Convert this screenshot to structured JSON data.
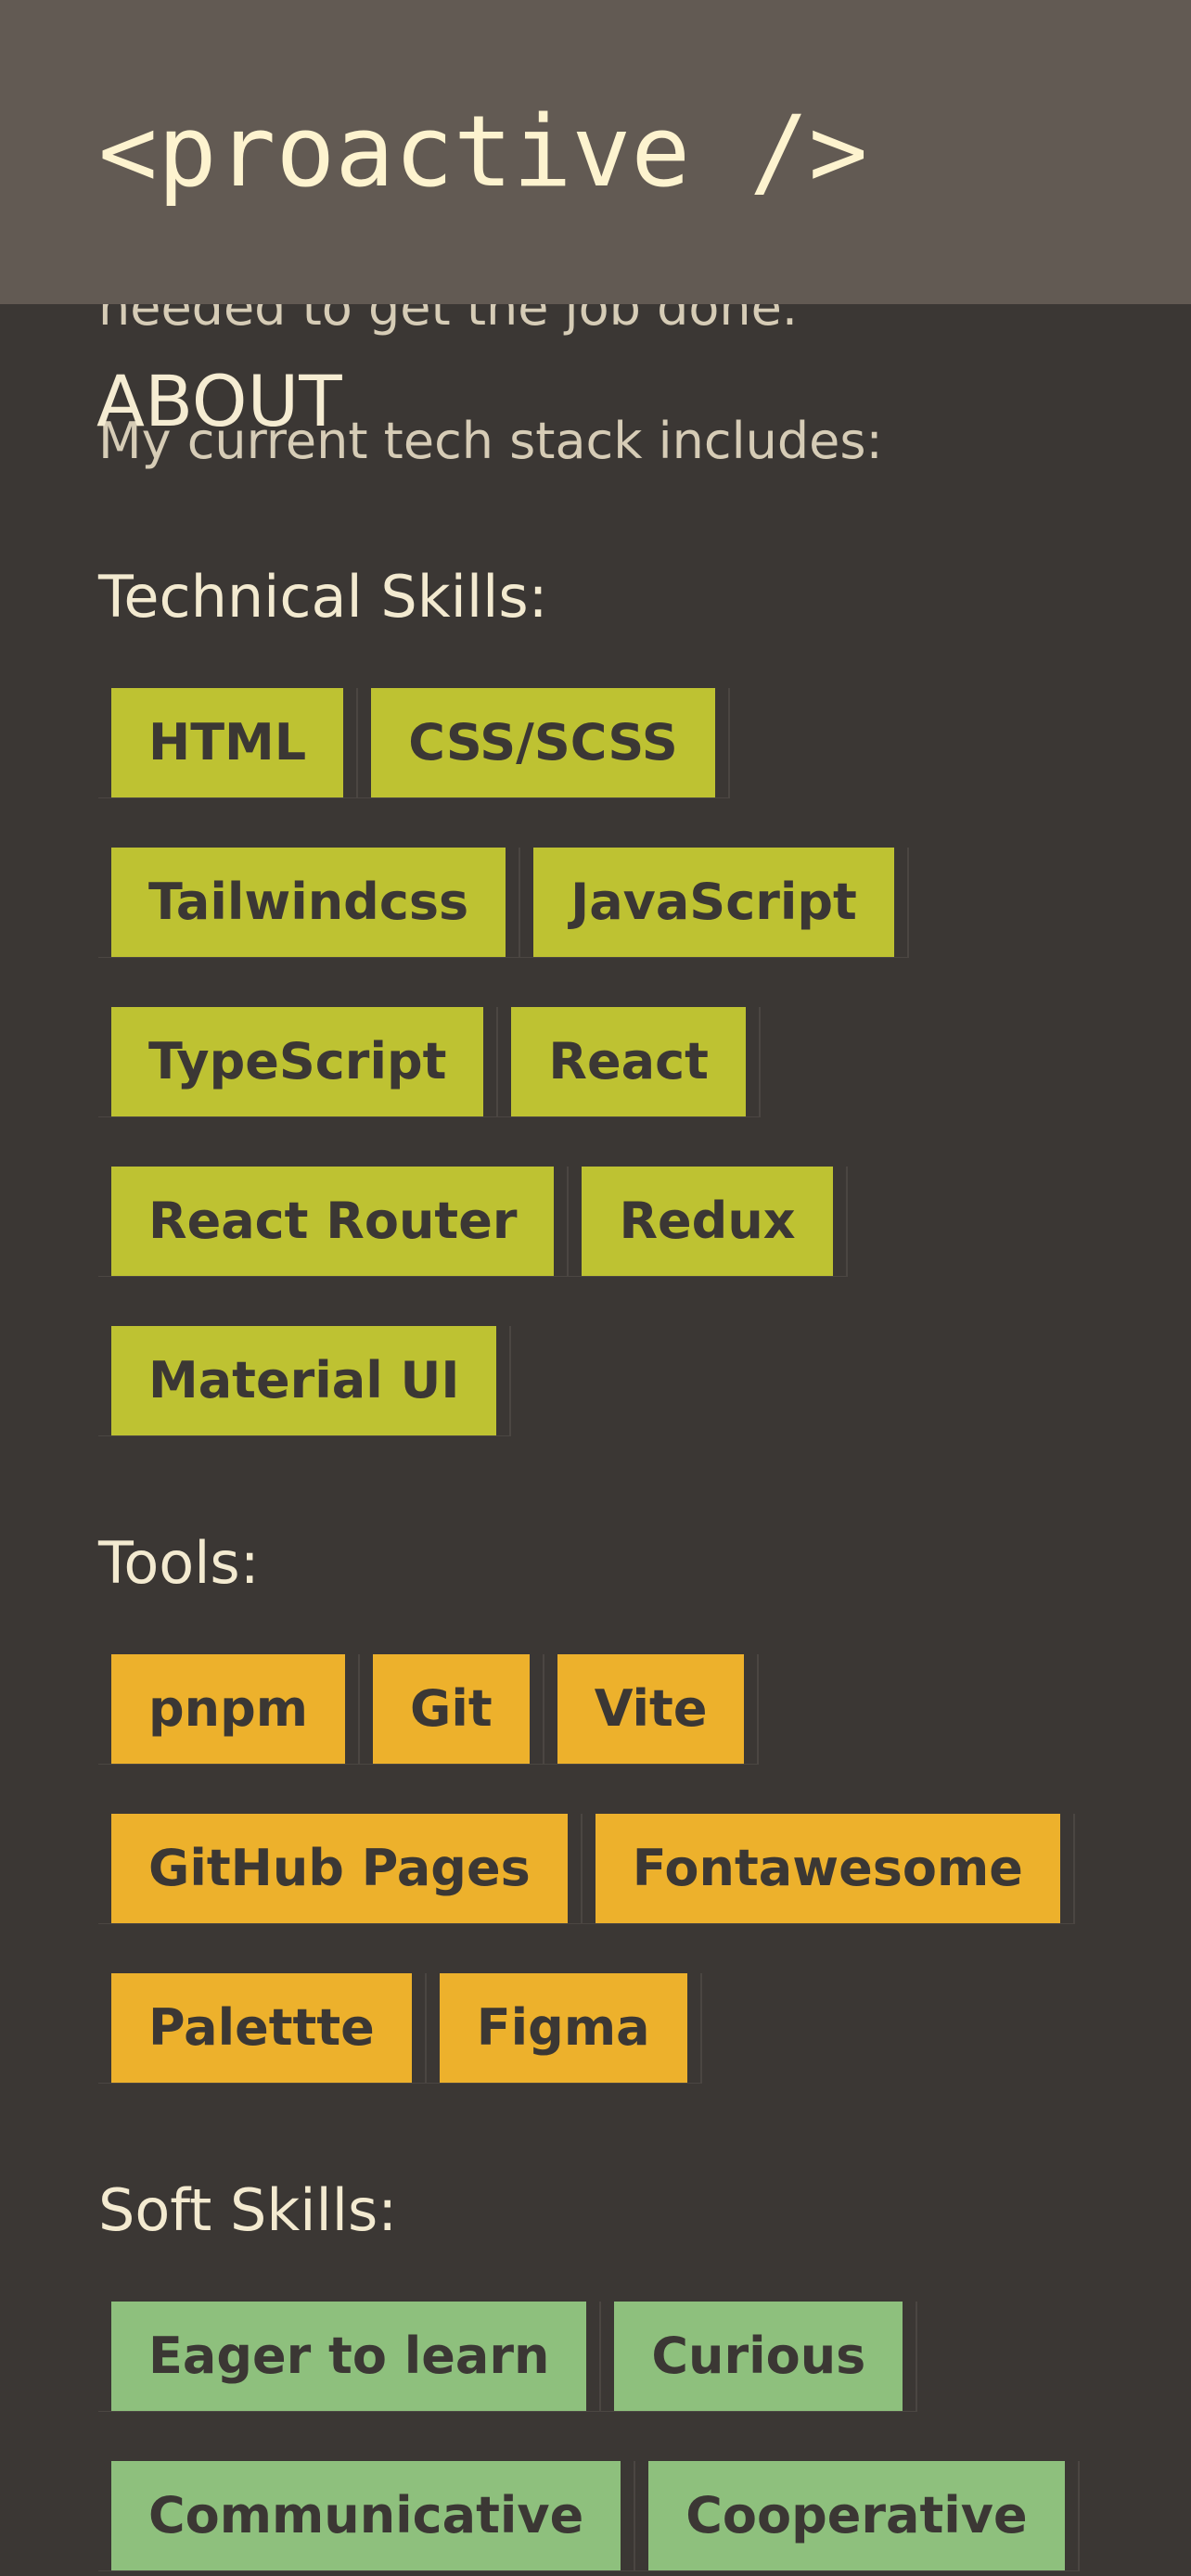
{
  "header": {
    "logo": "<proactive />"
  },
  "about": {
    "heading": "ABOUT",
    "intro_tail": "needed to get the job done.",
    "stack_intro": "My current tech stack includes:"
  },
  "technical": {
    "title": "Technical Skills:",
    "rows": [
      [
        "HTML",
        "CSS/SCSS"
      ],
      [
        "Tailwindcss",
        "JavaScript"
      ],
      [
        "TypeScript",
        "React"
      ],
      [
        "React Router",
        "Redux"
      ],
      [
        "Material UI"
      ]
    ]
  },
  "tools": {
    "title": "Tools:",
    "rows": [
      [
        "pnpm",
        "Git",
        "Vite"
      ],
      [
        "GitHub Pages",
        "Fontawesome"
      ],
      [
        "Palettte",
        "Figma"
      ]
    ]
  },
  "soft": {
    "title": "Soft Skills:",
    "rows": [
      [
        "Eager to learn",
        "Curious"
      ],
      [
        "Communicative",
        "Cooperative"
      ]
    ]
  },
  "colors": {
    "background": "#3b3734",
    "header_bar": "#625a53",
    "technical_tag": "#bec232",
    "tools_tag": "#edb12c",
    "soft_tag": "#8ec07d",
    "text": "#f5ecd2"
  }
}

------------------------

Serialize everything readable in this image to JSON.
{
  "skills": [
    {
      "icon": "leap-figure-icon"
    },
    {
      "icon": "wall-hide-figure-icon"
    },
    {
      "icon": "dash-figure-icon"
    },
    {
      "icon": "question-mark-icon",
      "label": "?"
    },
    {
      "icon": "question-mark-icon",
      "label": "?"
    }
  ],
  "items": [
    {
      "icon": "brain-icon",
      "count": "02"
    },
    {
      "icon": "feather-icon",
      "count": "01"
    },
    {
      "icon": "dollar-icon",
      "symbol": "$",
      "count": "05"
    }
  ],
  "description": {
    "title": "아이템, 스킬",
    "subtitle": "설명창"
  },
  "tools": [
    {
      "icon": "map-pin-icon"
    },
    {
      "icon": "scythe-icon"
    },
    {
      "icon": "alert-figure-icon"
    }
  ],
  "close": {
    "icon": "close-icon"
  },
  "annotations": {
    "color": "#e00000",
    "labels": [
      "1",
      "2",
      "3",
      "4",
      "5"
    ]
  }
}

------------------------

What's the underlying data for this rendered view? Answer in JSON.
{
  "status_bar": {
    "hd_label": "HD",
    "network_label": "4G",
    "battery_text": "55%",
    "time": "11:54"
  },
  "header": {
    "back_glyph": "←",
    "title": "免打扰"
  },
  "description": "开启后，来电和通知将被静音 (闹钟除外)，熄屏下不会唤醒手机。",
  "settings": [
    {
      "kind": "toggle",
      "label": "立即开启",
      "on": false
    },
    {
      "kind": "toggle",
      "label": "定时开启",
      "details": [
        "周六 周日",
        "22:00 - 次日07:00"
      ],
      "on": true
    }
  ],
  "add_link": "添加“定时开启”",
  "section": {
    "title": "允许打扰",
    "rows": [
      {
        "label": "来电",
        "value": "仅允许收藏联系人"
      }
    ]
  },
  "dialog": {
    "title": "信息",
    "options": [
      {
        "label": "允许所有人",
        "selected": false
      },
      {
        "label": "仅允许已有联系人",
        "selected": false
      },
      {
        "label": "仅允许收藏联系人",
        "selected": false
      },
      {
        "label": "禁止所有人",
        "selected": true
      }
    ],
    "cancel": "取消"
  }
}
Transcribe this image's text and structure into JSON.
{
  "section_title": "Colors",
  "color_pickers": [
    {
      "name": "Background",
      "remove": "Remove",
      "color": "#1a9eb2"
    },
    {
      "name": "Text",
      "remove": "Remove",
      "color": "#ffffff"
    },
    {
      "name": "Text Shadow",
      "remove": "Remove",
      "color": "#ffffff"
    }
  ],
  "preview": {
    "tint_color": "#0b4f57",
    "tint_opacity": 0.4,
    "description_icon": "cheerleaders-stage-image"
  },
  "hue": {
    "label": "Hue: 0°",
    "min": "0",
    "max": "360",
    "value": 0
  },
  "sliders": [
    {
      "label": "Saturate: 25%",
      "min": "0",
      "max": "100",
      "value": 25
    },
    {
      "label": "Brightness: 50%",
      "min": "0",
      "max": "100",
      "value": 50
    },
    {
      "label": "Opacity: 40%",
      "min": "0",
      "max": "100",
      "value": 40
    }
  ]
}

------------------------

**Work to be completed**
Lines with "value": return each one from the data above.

**Exercise result**
        "value": "仅允许收藏联系人"
    "value": 0
      "value": 25
      "value": 50
      "value": 40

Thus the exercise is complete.